*Task statement*
Show the lines below where "structured" occurs.

*Working data*

------------------------------------------------------------------------

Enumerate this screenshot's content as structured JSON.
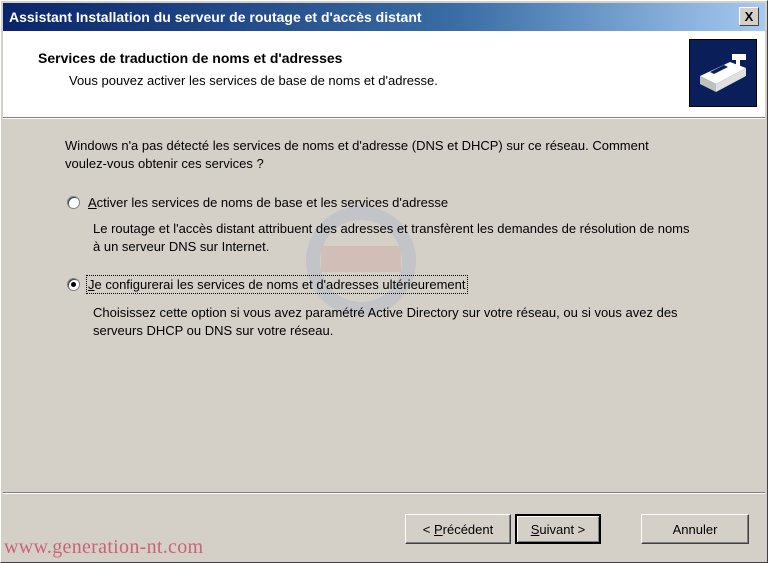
{
  "window": {
    "title": "Assistant Installation du serveur de routage et d'accès distant",
    "close_label": "X"
  },
  "header": {
    "title": "Services de traduction de noms et d'adresses",
    "subtitle": "Vous pouvez activer les services de base de noms et d'adresse.",
    "icon": "wizard-icon"
  },
  "content": {
    "intro": "Windows n'a pas détecté les services de noms et d'adresse (DNS et DHCP) sur ce réseau. Comment voulez-vous obtenir ces services ?",
    "options": [
      {
        "accel": "A",
        "label_rest": "ctiver les services de noms de base et les services d'adresse",
        "selected": false,
        "description": "Le routage et l'accès distant attribuent des adresses et transfèrent les demandes de résolution de noms à un serveur DNS sur Internet."
      },
      {
        "accel": "J",
        "label_rest": "e configurerai les services de noms et d'adresses ultérieurement",
        "selected": true,
        "description": "Choisissez cette option si vous avez paramétré Active Directory sur votre réseau, ou si vous avez des serveurs DHCP ou DNS sur votre réseau."
      }
    ]
  },
  "buttons": {
    "back_prefix": "< ",
    "back_accel": "P",
    "back_rest": "récédent",
    "next_accel": "S",
    "next_rest": "uivant >",
    "cancel": "Annuler"
  },
  "watermark": "www.generation-nt.com"
}
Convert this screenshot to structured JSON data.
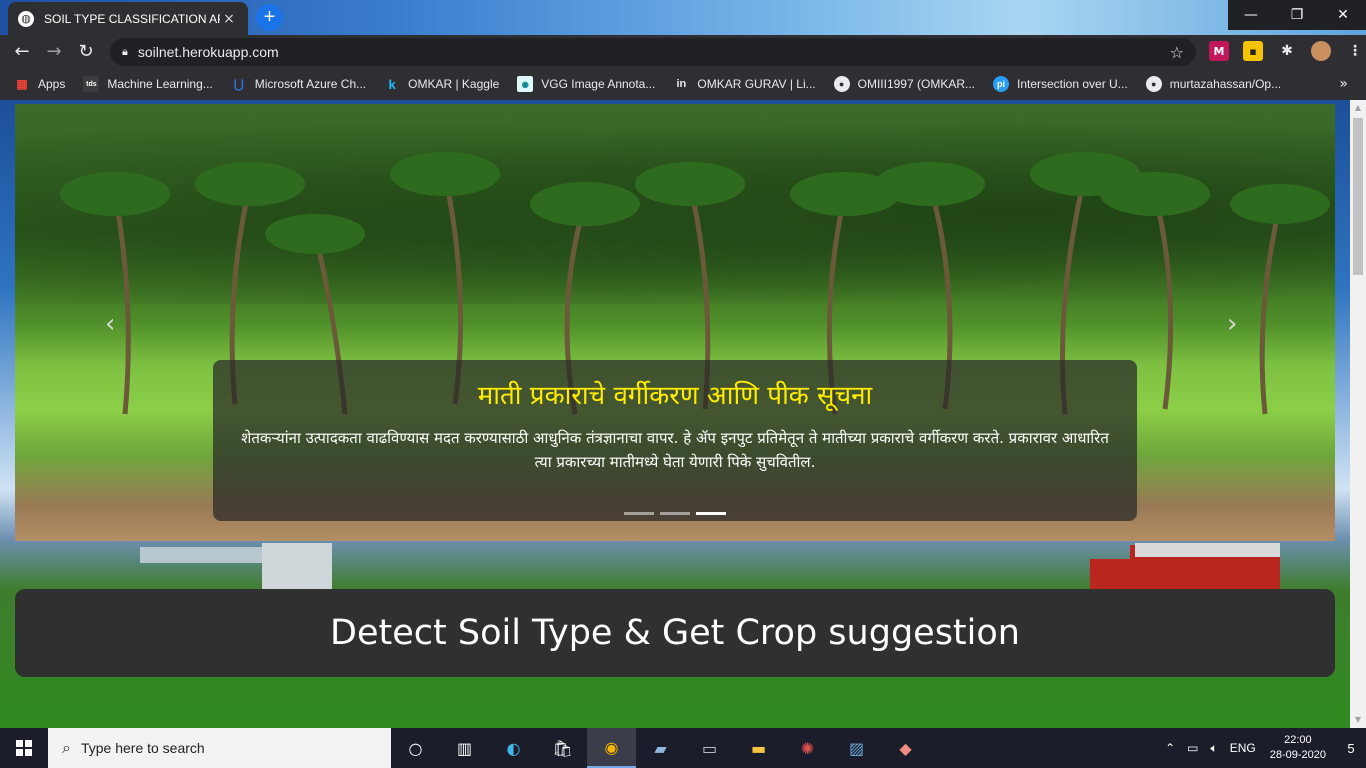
{
  "browser": {
    "tab": {
      "title": "SOIL TYPE CLASSIFICATION API",
      "close": "×"
    },
    "new_tab": "+",
    "window_controls": {
      "minimize": "—",
      "restore": "❐",
      "close": "✕"
    },
    "url": "soilnet.herokuapp.com",
    "bookmarks": [
      {
        "label": "Apps",
        "icon": "apps-grid-icon",
        "color": "#ea4335"
      },
      {
        "label": "Machine Learning...",
        "icon": "tds-icon",
        "color": "#3c3c3c"
      },
      {
        "label": "Microsoft Azure Ch...",
        "icon": "azure-icon",
        "color": "#2e6fd8"
      },
      {
        "label": "OMKAR | Kaggle",
        "icon": "kaggle-icon",
        "color": "#20beff"
      },
      {
        "label": "VGG Image Annota...",
        "icon": "vgg-icon",
        "color": "#26c6da"
      },
      {
        "label": "OMKAR GURAV | Li...",
        "icon": "linkedin-icon",
        "color": "#0a66c2"
      },
      {
        "label": "OMIII1997 (OMKAR...",
        "icon": "github-icon",
        "color": "#e8eaed"
      },
      {
        "label": "Intersection over U...",
        "icon": "pyimagesearch-icon",
        "color": "#2a9df4"
      },
      {
        "label": "murtazahassan/Op...",
        "icon": "github-icon",
        "color": "#e8eaed"
      }
    ],
    "bookmarks_more": "»"
  },
  "page": {
    "carousel": {
      "title": "माती प्रकाराचे वर्गीकरण आणि पीक सूचना",
      "text": "शेतकऱ्यांना उत्पादकता वाढविण्यास मदत करण्यासाठी आधुनिक तंत्रज्ञानाचा वापर. हे ॲप इनपुट प्रतिमेतून ते मातीच्या प्रकाराचे वर्गीकरण करते. प्रकारावर आधारित त्या प्रकारच्या मातीमध्ये घेता येणारी पिके सुचवितील.",
      "prev": "‹",
      "next": "›",
      "slides": 3,
      "active_slide": 3
    },
    "heading": "Detect Soil Type & Get Crop suggestion"
  },
  "taskbar": {
    "search_placeholder": "Type here to search",
    "apps": [
      "cortana-icon",
      "task-view-icon",
      "edge-icon",
      "store-icon",
      "chrome-icon",
      "anaconda-icon",
      "terminal-icon",
      "file-explorer-icon",
      "network-icon",
      "photos-icon",
      "paint-icon"
    ],
    "language": "ENG",
    "time": "22:00",
    "date": "28-09-2020",
    "notifications": "5"
  },
  "colors": {
    "caption_title": "#ffec00",
    "accent": "#1a73e8",
    "banner_bg": "#303030"
  }
}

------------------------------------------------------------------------

*Task result*
Enumerate this screenshot's content as structured JSON.
Convert this screenshot to structured JSON data.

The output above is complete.